A passionate love is born, and even death could not separate them.
On its release, “Queen Margot” creates an earthquake: Patrice Chéreau, who comes from the world of the theatre, succeeds in the considerable feat of filming theatrical cinema – or cinematic theatre, I don’t know – and this tonality obviously gives a powerful and dramatic echo to a plot that becomes a tragedy.
Beyond the theatricality of this work, it is the brutal violence and massacre that takes place on Saint Bartholonew’s Day that strikes one’s mind. Patrice Chéreau wanted to make a film about religious wars by inevitably evoking in the viewer’s conscience the Holocaust, the Yugoslav conflict, or the Rwandan genocide.
To bring this film to life, Chéreau was notably inspired by Géricault’s painting, “The Raft of the Medusa”, and it is easy to understand why when one knows about this disastrous episode in maritime history. It is tragic, desperate, and human nature does not appear in its best light.
It is the perverse violence of feelings, which are also shocking: Chéreau also takes inspiration from Scorsese’s Godfather to depict these mafia-ridden and poisonous Valois.
Patrice Chéreau has taken great liberties with Alexandre Dumas’ novel, to make Margot the central character around whom revolves all intrigue. These plotlines will end up enshrouding and strangling her. Isabelle Adjani has never been as beautiful, magnetic, powerful, lost, or tragic, as in her incarnation of this Queen Margot. She is swept away by the flow of a story whose course is suspended to the erratic decisions of her brother and conniving mother.

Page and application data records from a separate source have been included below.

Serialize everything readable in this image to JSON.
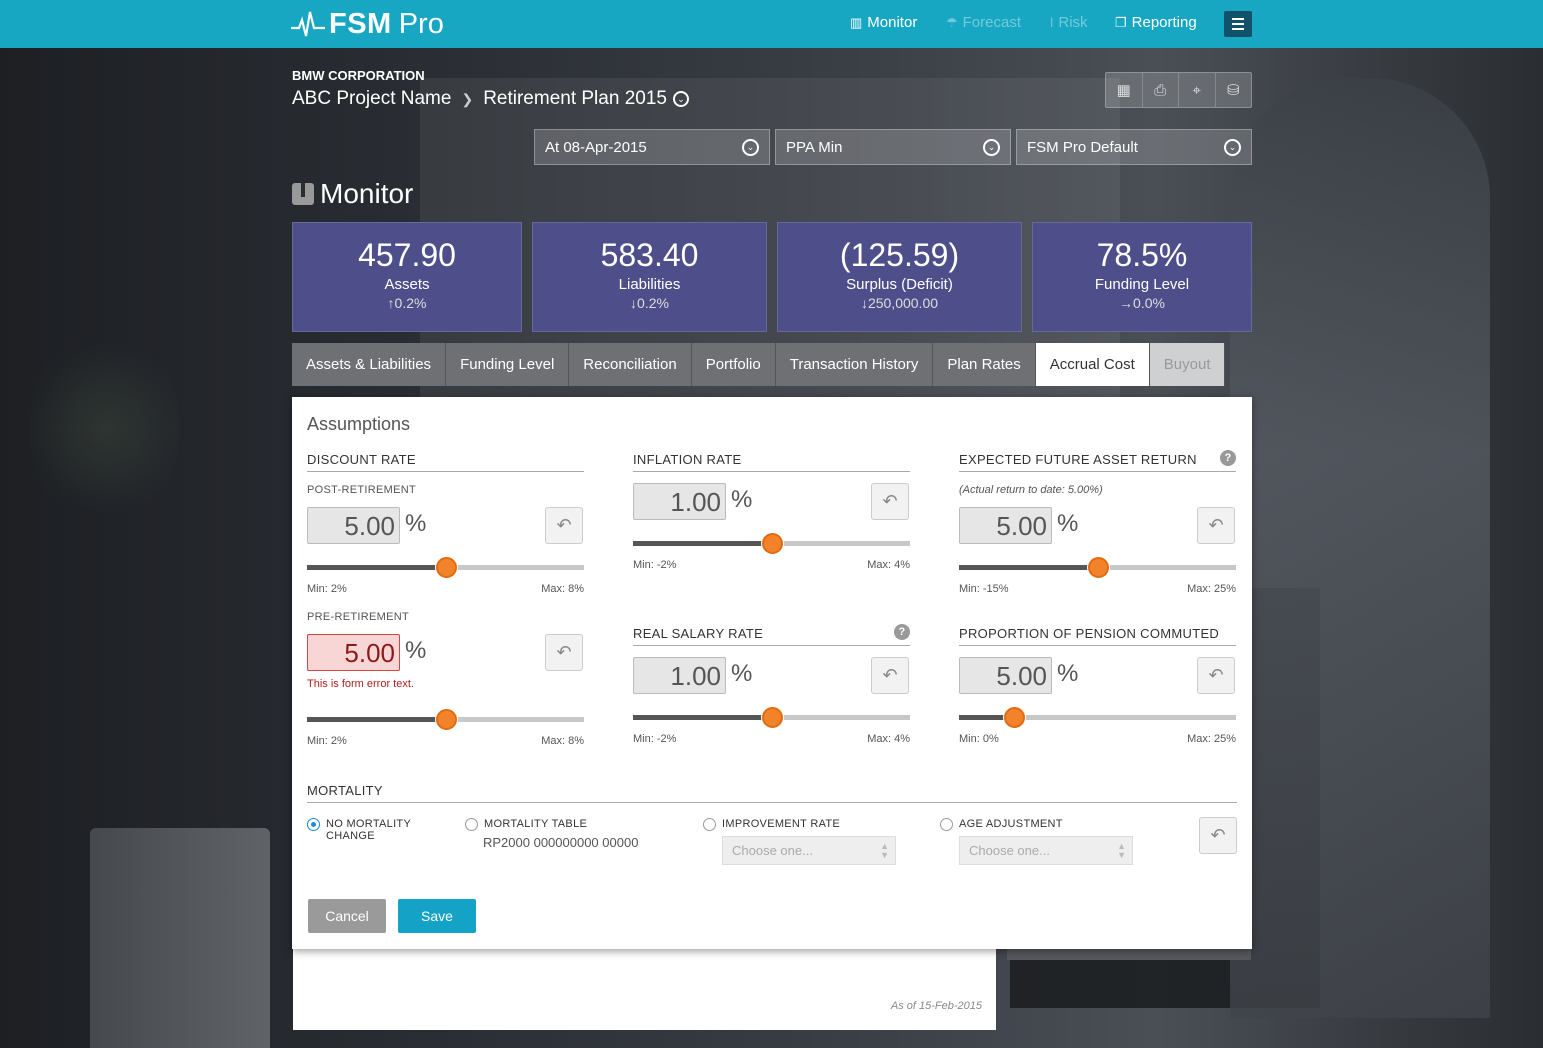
{
  "app": {
    "name_bold": "FSM",
    "name_light": "Pro"
  },
  "nav": [
    {
      "label": "Monitor",
      "icon": "binoculars-icon",
      "enabled": true
    },
    {
      "label": "Forecast",
      "icon": "umbrella-icon",
      "enabled": false
    },
    {
      "label": "Risk",
      "icon": "thermometer-icon",
      "enabled": false
    },
    {
      "label": "Reporting",
      "icon": "copy-icon",
      "enabled": true
    }
  ],
  "header": {
    "company": "BMW CORPORATION",
    "project": "ABC Project Name",
    "plan": "Retirement Plan 2015"
  },
  "toolbar": [
    "excel-icon",
    "print-icon",
    "target-icon",
    "coins-icon"
  ],
  "filters": {
    "date": "At 08-Apr-2015",
    "basis": "PPA Min",
    "profile": "FSM Pro Default"
  },
  "page_title": "Monitor",
  "kpis": [
    {
      "value": "457.90",
      "label": "Assets",
      "change": "↑0.2%"
    },
    {
      "value": "583.40",
      "label": "Liabilities",
      "change": "↓0.2%"
    },
    {
      "value": "(125.59)",
      "label": "Surplus (Deficit)",
      "change": "↓250,000.00"
    },
    {
      "value": "78.5%",
      "label": "Funding Level",
      "change": "→0.0%"
    }
  ],
  "tabs": [
    {
      "label": "Assets & Liabilities",
      "state": "normal"
    },
    {
      "label": "Funding Level",
      "state": "normal"
    },
    {
      "label": "Reconciliation",
      "state": "normal"
    },
    {
      "label": "Portfolio",
      "state": "normal"
    },
    {
      "label": "Transaction History",
      "state": "normal"
    },
    {
      "label": "Plan Rates",
      "state": "normal"
    },
    {
      "label": "Accrual Cost",
      "state": "active"
    },
    {
      "label": "Buyout",
      "state": "disabled"
    }
  ],
  "assumptions": {
    "title": "Assumptions",
    "discount": {
      "heading": "DISCOUNT RATE",
      "post": {
        "label": "POST-RETIREMENT",
        "value": "5.00",
        "unit": "%",
        "min": "Min: 2%",
        "max": "Max: 8%",
        "level": 0.5
      },
      "pre": {
        "label": "PRE-RETIREMENT",
        "value": "5.00",
        "unit": "%",
        "error": "This is form error text.",
        "min": "Min: 2%",
        "max": "Max: 8%",
        "level": 0.5
      }
    },
    "inflation": {
      "heading": "INFLATION RATE",
      "value": "1.00",
      "unit": "%",
      "min": "Min: -2%",
      "max": "Max: 4%",
      "level": 0.5
    },
    "salary": {
      "heading": "REAL SALARY RATE",
      "value": "1.00",
      "unit": "%",
      "min": "Min: -2%",
      "max": "Max: 4%",
      "level": 0.5
    },
    "asset_return": {
      "heading": "EXPECTED FUTURE ASSET RETURN",
      "note": "(Actual return to date: 5.00%)",
      "value": "5.00",
      "unit": "%",
      "min": "Min: -15%",
      "max": "Max: 25%",
      "level": 0.5
    },
    "commuted": {
      "heading": "PROPORTION OF PENSION COMMUTED",
      "value": "5.00",
      "unit": "%",
      "min": "Min: 0%",
      "max": "Max: 25%",
      "level": 0.2
    },
    "mortality": {
      "heading": "MORTALITY",
      "options": [
        {
          "label": "NO MORTALITY CHANGE",
          "line1": "NO MORTALITY",
          "line2": "CHANGE",
          "selected": true
        },
        {
          "label": "MORTALITY TABLE",
          "selected": false,
          "value": "RP2000 000000000 00000"
        },
        {
          "label": "IMPROVEMENT RATE",
          "selected": false,
          "placeholder": "Choose one..."
        },
        {
          "label": "AGE ADJUSTMENT",
          "selected": false,
          "placeholder": "Choose one..."
        }
      ]
    },
    "cancel_label": "Cancel",
    "save_label": "Save"
  },
  "footer_note": "As of 15-Feb-2015",
  "colors": {
    "topbar": "#17a7c2",
    "kpi": "#4e4f8a",
    "knob": "#f2832a",
    "save": "#14a3c7",
    "cancel": "#9a9a9a",
    "error": "#b01e1e"
  }
}
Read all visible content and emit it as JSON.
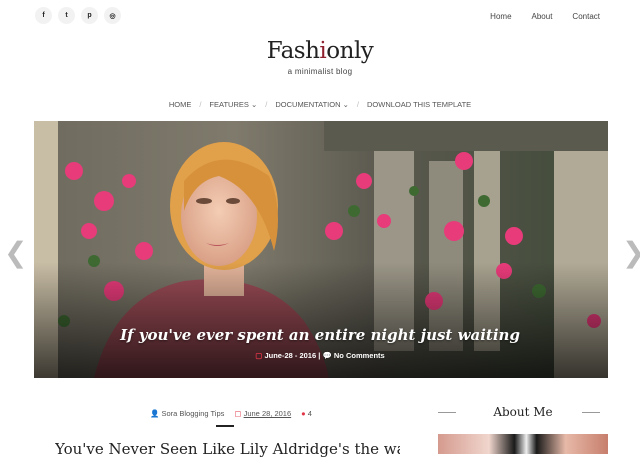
{
  "social": [
    {
      "icon": "facebook-icon",
      "glyph": "f"
    },
    {
      "icon": "twitter-icon",
      "glyph": "t"
    },
    {
      "icon": "pinterest-icon",
      "glyph": "p"
    },
    {
      "icon": "instagram-icon",
      "glyph": "◎"
    }
  ],
  "topnav": {
    "home": "Home",
    "about": "About",
    "contact": "Contact"
  },
  "logo": {
    "text_a": "Fash",
    "text_b": "i",
    "text_c": "only",
    "accent": "#8e1f2d"
  },
  "tagline": "a minimalist blog",
  "mainnav": {
    "home": "Home",
    "features": "Features",
    "documentation": "Documentation",
    "download": "Download This Template"
  },
  "slider": {
    "title": "If you've ever spent an entire night just waiting",
    "date": "June-28 - 2016",
    "separator": "|",
    "comments": "No Comments"
  },
  "post": {
    "author": "Sora Blogging Tips",
    "date": "June 28, 2016",
    "comments": "4",
    "title": "You've Never Seen Like Lily Aldridge's the way"
  },
  "sidebar": {
    "widget_title": "About Me"
  },
  "colors": {
    "accent": "#e03546"
  }
}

Let’s talk about this mother, by the way, Catherine de Medici. I’ll be honest, Patrice Chéreau does not give her much credit. Virna Lisi, who plays this cruel queen, is simply terrifying, Machiavellian and oppressive. She sells her daughter to the Protestant of Navarre, poisons her opponents, schemes to bring about the St. Bartholomew’s Day massacre, manipulates her children and embodies the real power behind the facade.
In all fairness this queen – the real one – has little to do with this imaginary queen.

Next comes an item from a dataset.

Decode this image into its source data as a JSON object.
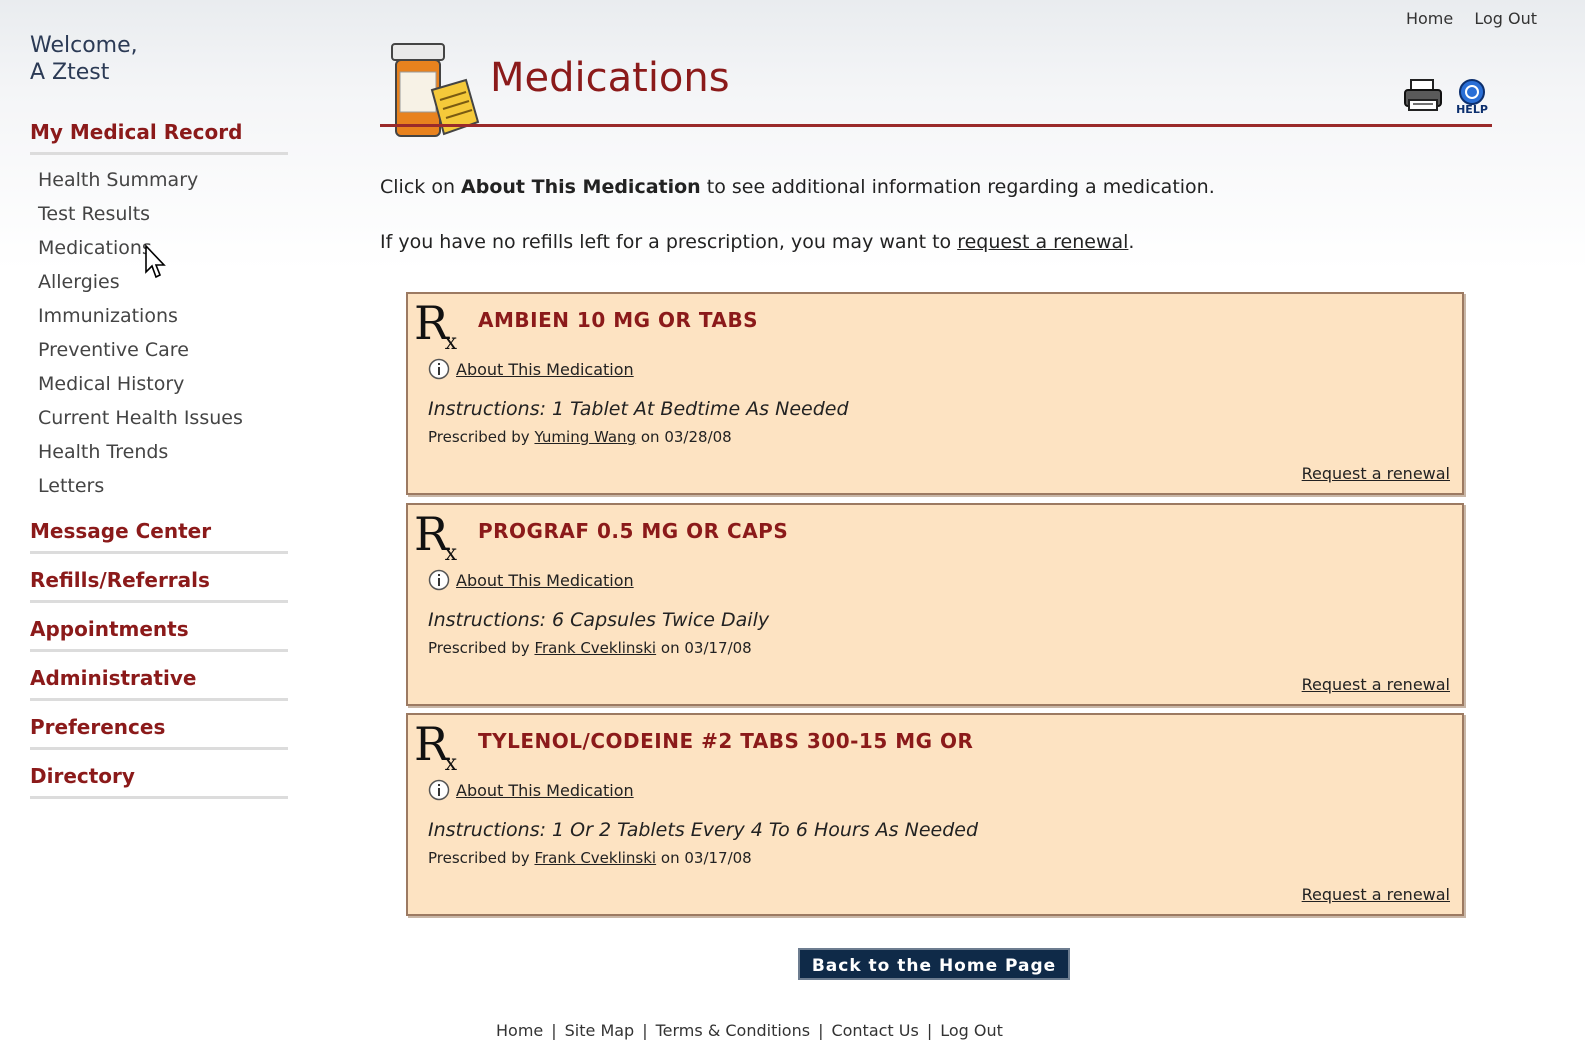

Her name remains irremediably attached to the French wars of religion and the St. Bartholomew’s Day massacre that she ordered with her son King Charles IX. The blood of the Protestant nobles soiled the corridors of the Louvre during that tragic night of St. Bartholomew’s Day, but the murderous madness of the Catholics also lasted several days, spreading throughout France and claiming between 5,000 and 10,000 victims.
However, before this tragic event, Catherine de Medici had long pursued a policy of conciliation between Catholics and Protestants, establishing freedom of conscience for Protestants and calling for civil tolerance.
The marriage of her daughter Marguerite (whom no one at the time called Margot) to the Protestant Henri de Navarre had no other aim than conciliation.
A great politician, Catherine de Medici was also a great patron of the arts – be it literature, painting, poetry, music, architecture or gastronomy. But all this was swept away by a dark tale, rewritten over the centuries less so against her and more so against monarchy in general.
The sorrow felt by Catherine de Medici at the death of her husband, King Henry II, led her to change her emblem to a broken spear accompanied by the motto “From there come my tears and my pain”. This same sorrow led her to dress in black until the end of her life to represent her mourning, whereas traditionally, French queens in mourning dressed in white.
So here I am, dressed in black, in front of the Louvre, which is full of history, to pay homage to this romantic Margot and to this queen Catherine de Medici of flesh and blood – and so little known.
Vintage Dior skirt – Vintage clutch
Found at Marcel et Jeannette – Flea Market
Givenchy corset – Jimmy Choo sandals